    This process generates a lot of free radicals in the form of hydrogen peroxide, which need to be neutralized in order not to damage the thyroid and its hormone production.

    Selenium is also a part of antioxidant enzymes, which deactivate these free radicals.  Consequently, when we lack selenium, optimal amounts of selenium-containing antioxidant enzymes are not formed, thereby damaging the thyroid and reducing hormone production.

    The Thyroid Gland
    The thyroid gland is a butterfly-shaped organ located in the base of the neck. A well functioning thyroid gland is important for our survival and well-being as the thyroid hormones control the metabolism of all cellular activity in the body.
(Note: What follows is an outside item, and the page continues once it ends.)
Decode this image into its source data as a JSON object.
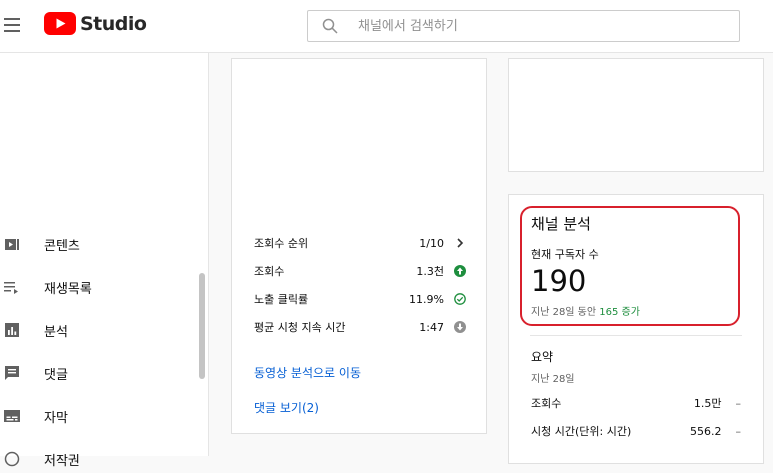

The more thyroid hormones that get secreted, the faster the metabolism.

    There is a huge difference between the selenium content of the agricultural soil in the various US states, and there is also a large difference in the selenium content in crops, depending on where they were grown.

    Are Recommended Selenium Allowances Sufficient?
    The Recommended Dietary Allowances (RDA) for Selenium is only 55 µg in the US, but research suggests that in many cases there is a need for higher dosages to saturate the most critical selenoproteins and optimize the selenium-dependent functions in the body.
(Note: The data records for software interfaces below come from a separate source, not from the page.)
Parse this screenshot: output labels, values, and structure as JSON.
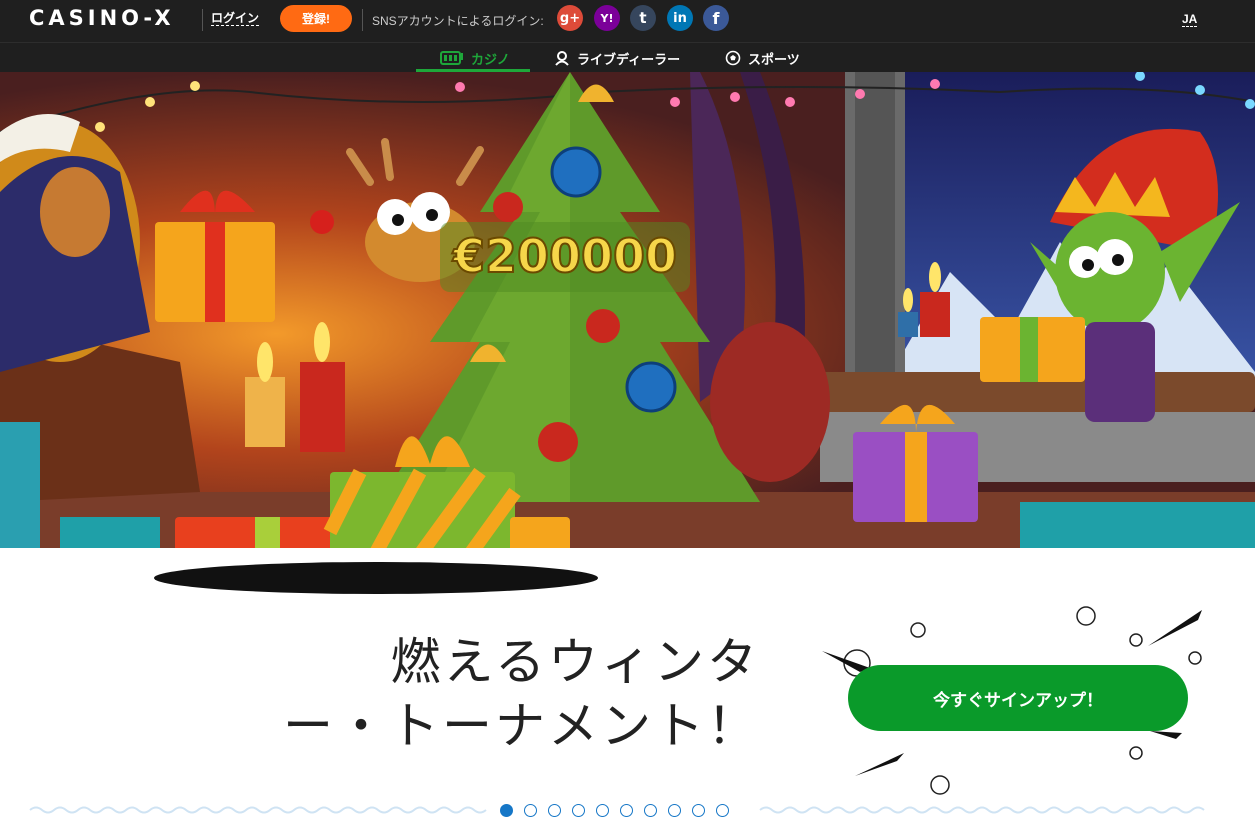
{
  "header": {
    "logo": "CASINO-X",
    "login_label": "ログイン",
    "register_label": "登録!",
    "sns_label": "SNSアカウントによるログイン:",
    "sns": [
      {
        "name": "google-plus",
        "glyph": "g+",
        "color": "#dd4b39"
      },
      {
        "name": "yahoo",
        "glyph": "Y!",
        "color": "#7b0099"
      },
      {
        "name": "tumblr",
        "glyph": "t",
        "color": "#36465d"
      },
      {
        "name": "linkedin",
        "glyph": "in",
        "color": "#0077b5"
      },
      {
        "name": "facebook",
        "glyph": "f",
        "color": "#3b5998"
      }
    ],
    "language": "JA"
  },
  "nav": {
    "tabs": [
      {
        "label": "カジノ",
        "icon": "slot-machine-icon",
        "active": true
      },
      {
        "label": "ライブディーラー",
        "icon": "dealer-icon",
        "active": false
      },
      {
        "label": "スポーツ",
        "icon": "soccer-ball-icon",
        "active": false
      }
    ]
  },
  "banner": {
    "prize": "€200000"
  },
  "promo": {
    "headline_line1": "燃えるウィンタ",
    "headline_line2": "ー・トーナメント！",
    "cta_label": "今すぐサインアップ！"
  },
  "slider": {
    "count": 10,
    "active_index": 0
  },
  "colors": {
    "accent_green": "#1ea73a",
    "cta_green": "#0a9a2a",
    "register_orange": "#ff6a13",
    "dot_blue": "#1677c7",
    "topbar": "#1f1f1f"
  }
}
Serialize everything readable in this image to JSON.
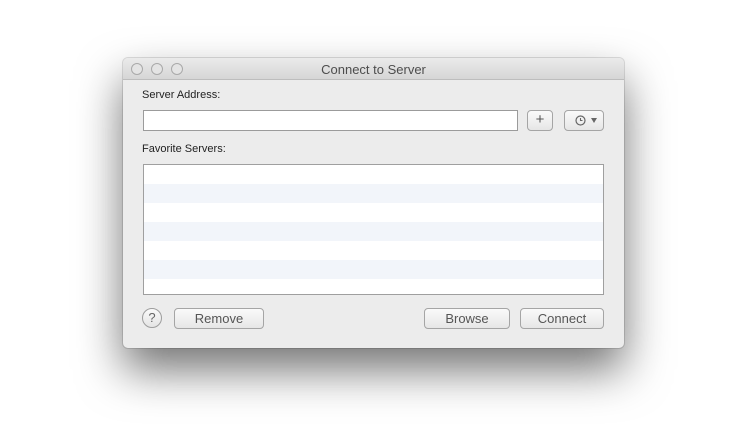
{
  "window": {
    "title": "Connect to Server"
  },
  "form": {
    "server_address_label": "Server Address:",
    "server_address_value": "",
    "add_label": "+",
    "favorite_servers_label": "Favorite Servers:",
    "favorite_servers": []
  },
  "buttons": {
    "help_label": "?",
    "remove_label": "Remove",
    "browse_label": "Browse",
    "connect_label": "Connect"
  },
  "icons": {
    "window_controls": [
      "close-icon",
      "minimize-icon",
      "zoom-icon"
    ],
    "recent_servers": "clock-icon",
    "recent_menu": "chevron-down-icon"
  }
}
    Selenium Deficiency
    Maintaining an optimal concentration of selenium is a prerequisite to prevent thyroid disease and preserve overall health. For example, a selenium deficiency may negatively impact the thyroid function, which thereby markedly decreases the activity of thyroid related functions in the liver, kidneys and muscles and drop by maybe 50 percent in the thyroid gland and brain.

    Organic Forms of Selenium are more Effective
    For people with a selenium deficiency, supplementing with the organic form of selenium is more effective, because the body's ability to absorb the supplement is nearly identical with the absorption levels of selenium from food. People with autoimmune thyroid disease seem to benefit from selenium supplements in immunological mechanisms.


    Wu Q, et al.  Low Population Selenium Status Is Associated with Increased Prevalence of Thyroid Disease. J Clin Endocrinol Metab. 2015;100(11):4037-47.

    Ventura M, et al. Selenium and Thyroid Disease: From Pathophysiology to Treatment. International Journal of Endocrinology Vol. 2017 (2017), Article ID 1297658,